YOUR GOAL:
Copy the data below. Keep every line exactly as it is.
:: DATA FOR REVIEW ::
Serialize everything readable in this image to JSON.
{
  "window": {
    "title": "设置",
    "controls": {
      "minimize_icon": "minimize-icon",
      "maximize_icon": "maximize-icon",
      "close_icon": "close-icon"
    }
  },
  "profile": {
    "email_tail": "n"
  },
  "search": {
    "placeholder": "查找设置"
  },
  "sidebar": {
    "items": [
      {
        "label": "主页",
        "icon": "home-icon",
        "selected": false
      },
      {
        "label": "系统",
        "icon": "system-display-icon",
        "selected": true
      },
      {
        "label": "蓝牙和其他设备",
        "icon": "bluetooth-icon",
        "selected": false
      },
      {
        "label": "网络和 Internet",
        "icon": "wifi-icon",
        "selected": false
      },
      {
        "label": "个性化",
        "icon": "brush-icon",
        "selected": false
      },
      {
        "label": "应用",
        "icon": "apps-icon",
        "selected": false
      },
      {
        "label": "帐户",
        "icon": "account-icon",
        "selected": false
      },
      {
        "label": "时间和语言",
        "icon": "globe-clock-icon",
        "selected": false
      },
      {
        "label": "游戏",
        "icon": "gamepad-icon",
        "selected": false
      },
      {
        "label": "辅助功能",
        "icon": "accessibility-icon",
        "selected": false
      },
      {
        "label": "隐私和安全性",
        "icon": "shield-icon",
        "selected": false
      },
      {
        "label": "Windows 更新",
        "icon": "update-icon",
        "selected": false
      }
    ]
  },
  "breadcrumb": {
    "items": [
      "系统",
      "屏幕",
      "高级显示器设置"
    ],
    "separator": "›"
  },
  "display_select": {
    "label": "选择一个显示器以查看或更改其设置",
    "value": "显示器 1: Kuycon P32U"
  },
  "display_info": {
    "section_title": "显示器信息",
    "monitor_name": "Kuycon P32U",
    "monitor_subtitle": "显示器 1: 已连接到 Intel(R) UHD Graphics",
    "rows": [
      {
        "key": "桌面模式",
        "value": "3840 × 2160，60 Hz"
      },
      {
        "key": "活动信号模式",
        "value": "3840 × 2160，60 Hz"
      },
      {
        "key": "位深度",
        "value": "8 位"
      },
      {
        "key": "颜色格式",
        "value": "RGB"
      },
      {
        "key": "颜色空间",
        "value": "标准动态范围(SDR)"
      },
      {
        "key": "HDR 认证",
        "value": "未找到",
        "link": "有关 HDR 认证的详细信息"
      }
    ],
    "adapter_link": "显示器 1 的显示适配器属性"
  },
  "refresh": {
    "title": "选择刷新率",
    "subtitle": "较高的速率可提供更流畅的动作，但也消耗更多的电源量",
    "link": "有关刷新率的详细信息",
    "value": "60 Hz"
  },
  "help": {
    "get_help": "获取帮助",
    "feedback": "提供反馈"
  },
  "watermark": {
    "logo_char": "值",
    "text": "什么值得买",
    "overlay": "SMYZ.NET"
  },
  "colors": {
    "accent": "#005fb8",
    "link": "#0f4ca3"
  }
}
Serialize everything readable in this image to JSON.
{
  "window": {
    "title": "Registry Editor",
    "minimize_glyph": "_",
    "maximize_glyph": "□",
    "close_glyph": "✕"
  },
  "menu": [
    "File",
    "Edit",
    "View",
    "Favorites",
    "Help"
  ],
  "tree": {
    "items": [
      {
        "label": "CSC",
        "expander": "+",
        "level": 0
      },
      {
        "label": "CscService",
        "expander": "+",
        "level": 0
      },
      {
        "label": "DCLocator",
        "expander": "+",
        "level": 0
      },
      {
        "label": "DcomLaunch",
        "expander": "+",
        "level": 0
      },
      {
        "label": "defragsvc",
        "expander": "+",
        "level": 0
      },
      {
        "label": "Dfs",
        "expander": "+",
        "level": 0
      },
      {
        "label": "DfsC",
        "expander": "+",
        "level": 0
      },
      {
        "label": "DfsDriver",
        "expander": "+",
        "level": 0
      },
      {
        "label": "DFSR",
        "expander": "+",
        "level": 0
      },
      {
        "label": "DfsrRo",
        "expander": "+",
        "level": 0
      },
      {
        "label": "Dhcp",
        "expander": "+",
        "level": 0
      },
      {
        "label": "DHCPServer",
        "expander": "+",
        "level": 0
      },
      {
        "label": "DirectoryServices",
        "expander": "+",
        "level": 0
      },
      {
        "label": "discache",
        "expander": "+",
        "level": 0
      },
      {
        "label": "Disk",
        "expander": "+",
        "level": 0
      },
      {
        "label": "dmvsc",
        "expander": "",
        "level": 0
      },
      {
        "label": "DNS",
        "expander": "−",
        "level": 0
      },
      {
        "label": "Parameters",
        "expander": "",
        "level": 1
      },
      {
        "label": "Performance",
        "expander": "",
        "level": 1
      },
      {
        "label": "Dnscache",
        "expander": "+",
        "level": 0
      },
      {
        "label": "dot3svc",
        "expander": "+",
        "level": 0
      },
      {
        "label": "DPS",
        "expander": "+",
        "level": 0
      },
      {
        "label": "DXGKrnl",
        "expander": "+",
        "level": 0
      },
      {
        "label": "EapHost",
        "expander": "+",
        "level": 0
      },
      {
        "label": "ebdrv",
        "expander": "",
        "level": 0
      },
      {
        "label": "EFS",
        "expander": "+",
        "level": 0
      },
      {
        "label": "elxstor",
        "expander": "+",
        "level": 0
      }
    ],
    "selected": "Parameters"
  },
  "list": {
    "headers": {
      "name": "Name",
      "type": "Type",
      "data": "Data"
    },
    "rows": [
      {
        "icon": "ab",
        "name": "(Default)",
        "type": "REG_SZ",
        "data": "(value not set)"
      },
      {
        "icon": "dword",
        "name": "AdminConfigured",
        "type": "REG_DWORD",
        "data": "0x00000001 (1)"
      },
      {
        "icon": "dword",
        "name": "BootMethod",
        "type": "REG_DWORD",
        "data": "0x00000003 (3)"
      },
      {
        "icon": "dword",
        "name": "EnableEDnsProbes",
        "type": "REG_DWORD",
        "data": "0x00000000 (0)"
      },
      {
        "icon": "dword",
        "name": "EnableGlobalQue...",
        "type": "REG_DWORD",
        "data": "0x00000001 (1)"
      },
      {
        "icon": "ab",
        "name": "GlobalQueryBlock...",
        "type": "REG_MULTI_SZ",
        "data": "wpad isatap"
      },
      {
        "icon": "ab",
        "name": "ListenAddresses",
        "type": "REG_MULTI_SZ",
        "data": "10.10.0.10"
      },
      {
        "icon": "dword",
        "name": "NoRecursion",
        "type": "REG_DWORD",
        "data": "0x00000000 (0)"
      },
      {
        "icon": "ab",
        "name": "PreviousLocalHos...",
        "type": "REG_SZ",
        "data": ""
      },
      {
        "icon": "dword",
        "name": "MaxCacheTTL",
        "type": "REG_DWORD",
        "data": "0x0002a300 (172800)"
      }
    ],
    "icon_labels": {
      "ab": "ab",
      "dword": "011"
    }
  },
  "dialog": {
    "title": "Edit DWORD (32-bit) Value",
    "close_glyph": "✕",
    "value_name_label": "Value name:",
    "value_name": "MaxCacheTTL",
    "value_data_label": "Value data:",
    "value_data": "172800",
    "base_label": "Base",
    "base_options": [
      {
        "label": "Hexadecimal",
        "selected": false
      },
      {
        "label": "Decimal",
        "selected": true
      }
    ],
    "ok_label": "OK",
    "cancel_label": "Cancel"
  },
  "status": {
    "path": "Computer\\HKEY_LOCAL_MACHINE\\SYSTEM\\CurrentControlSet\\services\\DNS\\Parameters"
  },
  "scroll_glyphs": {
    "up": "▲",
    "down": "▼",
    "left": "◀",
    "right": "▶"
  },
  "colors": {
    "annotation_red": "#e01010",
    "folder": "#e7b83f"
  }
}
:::
TASK OUTPUT:
Serialize everything readable in this image to JSON.
{
  "window": {
    "title": "设置",
    "controls": {
      "minimize_icon": "minimize-icon",
      "maximize_icon": "maximize-icon",
      "close_icon": "close-icon"
    }
  },
  "profile": {
    "email_tail": "n"
  },
  "search": {
    "placeholder": "查找设置"
  },
  "sidebar": {
    "items": [
      {
        "label": "主页",
        "icon": "home-icon",
        "selected": false
      },
      {
        "label": "系统",
        "icon": "system-display-icon",
        "selected": true
      },
      {
        "label": "蓝牙和其他设备",
        "icon": "bluetooth-icon",
        "selected": false
      },
      {
        "label": "网络和 Internet",
        "icon": "wifi-icon",
        "selected": false
      },
      {
        "label": "个性化",
        "icon": "brush-icon",
        "selected": false
      },
      {
        "label": "应用",
        "icon": "apps-icon",
        "selected": false
      },
      {
        "label": "帐户",
        "icon": "account-icon",
        "selected": false
      },
      {
        "label": "时间和语言",
        "icon": "globe-clock-icon",
        "selected": false
      },
      {
        "label": "游戏",
        "icon": "gamepad-icon",
        "selected": false
      },
      {
        "label": "辅助功能",
        "icon": "accessibility-icon",
        "selected": false
      },
      {
        "label": "隐私和安全性",
        "icon": "shield-icon",
        "selected": false
      },
      {
        "label": "Windows 更新",
        "icon": "update-icon",
        "selected": false
      }
    ]
  },
  "breadcrumb": {
    "items": [
      "系统",
      "屏幕",
      "高级显示器设置"
    ],
    "separator": "›"
  },
  "display_select": {
    "label": "选择一个显示器以查看或更改其设置",
    "value": "显示器 1: Kuycon P32U"
  },
  "display_info": {
    "section_title": "显示器信息",
    "monitor_name": "Kuycon P32U",
    "monitor_subtitle": "显示器 1: 已连接到 Intel(R) UHD Graphics",
    "rows": [
      {
        "key": "桌面模式",
        "value": "3840 × 2160，60 Hz"
      },
      {
        "key": "活动信号模式",
        "value": "3840 × 2160，60 Hz"
      },
      {
        "key": "位深度",
        "value": "8 位"
      },
      {
        "key": "颜色格式",
        "value": "RGB"
      },
      {
        "key": "颜色空间",
        "value": "标准动态范围(SDR)"
      },
      {
        "key": "HDR 认证",
        "value": "未找到",
        "link": "有关 HDR 认证的详细信息"
      }
    ],
    "adapter_link": "显示器 1 的显示适配器属性"
  },
  "refresh": {
    "title": "选择刷新率",
    "subtitle": "较高的速率可提供更流畅的动作，但也消耗更多的电源量",
    "link": "有关刷新率的详细信息",
    "value": "60 Hz"
  },
  "help": {
    "get_help": "获取帮助",
    "feedback": "提供反馈"
  },
  "watermark": {
    "logo_char": "值",
    "text": "什么值得买",
    "overlay": "SMYZ.NET"
  },
  "colors": {
    "accent": "#005fb8",
    "link": "#0f4ca3"
  }
}
Serialize everything readable in this image to JSON.
{
  "window": {
    "title": "Registry Editor",
    "minimize_glyph": "_",
    "maximize_glyph": "□",
    "close_glyph": "✕"
  },
  "menu": [
    "File",
    "Edit",
    "View",
    "Favorites",
    "Help"
  ],
  "tree": {
    "items": [
      {
        "label": "CSC",
        "expander": "+",
        "level": 0
      },
      {
        "label": "CscService",
        "expander": "+",
        "level": 0
      },
      {
        "label": "DCLocator",
        "expander": "+",
        "level": 0
      },
      {
        "label": "DcomLaunch",
        "expander": "+",
        "level": 0
      },
      {
        "label": "defragsvc",
        "expander": "+",
        "level": 0
      },
      {
        "label": "Dfs",
        "expander": "+",
        "level": 0
      },
      {
        "label": "DfsC",
        "expander": "+",
        "level": 0
      },
      {
        "label": "DfsDriver",
        "expander": "+",
        "level": 0
      },
      {
        "label": "DFSR",
        "expander": "+",
        "level": 0
      },
      {
        "label": "DfsrRo",
        "expander": "+",
        "level": 0
      },
      {
        "label": "Dhcp",
        "expander": "+",
        "level": 0
      },
      {
        "label": "DHCPServer",
        "expander": "+",
        "level": 0
      },
      {
        "label": "DirectoryServices",
        "expander": "+",
        "level": 0
      },
      {
        "label": "discache",
        "expander": "+",
        "level": 0
      },
      {
        "label": "Disk",
        "expander": "+",
        "level": 0
      },
      {
        "label": "dmvsc",
        "expander": "",
        "level": 0
      },
      {
        "label": "DNS",
        "expander": "−",
        "level": 0
      },
      {
        "label": "Parameters",
        "expander": "",
        "level": 1
      },
      {
        "label": "Performance",
        "expander": "",
        "level": 1
      },
      {
        "label": "Dnscache",
        "expander": "+",
        "level": 0
      },
      {
        "label": "dot3svc",
        "expander": "+",
        "level": 0
      },
      {
        "label": "DPS",
        "expander": "+",
        "level": 0
      },
      {
        "label": "DXGKrnl",
        "expander": "+",
        "level": 0
      },
      {
        "label": "EapHost",
        "expander": "+",
        "level": 0
      },
      {
        "label": "ebdrv",
        "expander": "",
        "level": 0
      },
      {
        "label": "EFS",
        "expander": "+",
        "level": 0
      },
      {
        "label": "elxstor",
        "expander": "+",
        "level": 0
      }
    ],
    "selected": "Parameters"
  },
  "list": {
    "headers": {
      "name": "Name",
      "type": "Type",
      "data": "Data"
    },
    "rows": [
      {
        "icon": "ab",
        "name": "(Default)",
        "type": "REG_SZ",
        "data": "(value not set)"
      },
      {
        "icon": "dword",
        "name": "AdminConfigured",
        "type": "REG_DWORD",
        "data": "0x00000001 (1)"
      },
      {
        "icon": "dword",
        "name": "BootMethod",
        "type": "REG_DWORD",
        "data": "0x00000003 (3)"
      },
      {
        "icon": "dword",
        "name": "EnableEDnsProbes",
        "type": "REG_DWORD",
        "data": "0x00000000 (0)"
      },
      {
        "icon": "dword",
        "name": "EnableGlobalQue...",
        "type": "REG_DWORD",
        "data": "0x00000001 (1)"
      },
      {
        "icon": "ab",
        "name": "GlobalQueryBlock...",
        "type": "REG_MULTI_SZ",
        "data": "wpad isatap"
      },
      {
        "icon": "ab",
        "name": "ListenAddresses",
        "type": "REG_MULTI_SZ",
        "data": "10.10.0.10"
      },
      {
        "icon": "dword",
        "name": "NoRecursion",
        "type": "REG_DWORD",
        "data": "0x00000000 (0)"
      },
      {
        "icon": "ab",
        "name": "PreviousLocalHos...",
        "type": "REG_SZ",
        "data": ""
      },
      {
        "icon": "dword",
        "name": "MaxCacheTTL",
        "type": "REG_DWORD",
        "data": "0x0002a300 (172800)"
      }
    ],
    "icon_labels": {
      "ab": "ab",
      "dword": "011"
    }
  },
  "dialog": {
    "title": "Edit DWORD (32-bit) Value",
    "close_glyph": "✕",
    "value_name_label": "Value name:",
    "value_name": "MaxCacheTTL",
    "value_data_label": "Value data:",
    "value_data": "172800",
    "base_label": "Base",
    "base_options": [
      {
        "label": "Hexadecimal",
        "selected": false
      },
      {
        "label": "Decimal",
        "selected": true
      }
    ],
    "ok_label": "OK",
    "cancel_label": "Cancel"
  },
  "status": {
    "path": "Computer\\HKEY_LOCAL_MACHINE\\SYSTEM\\CurrentControlSet\\services\\DNS\\Parameters"
  },
  "scroll_glyphs": {
    "up": "▲",
    "down": "▼",
    "left": "◀",
    "right": "▶"
  },
  "colors": {
    "annotation_red": "#e01010",
    "folder": "#e7b83f"
  }
}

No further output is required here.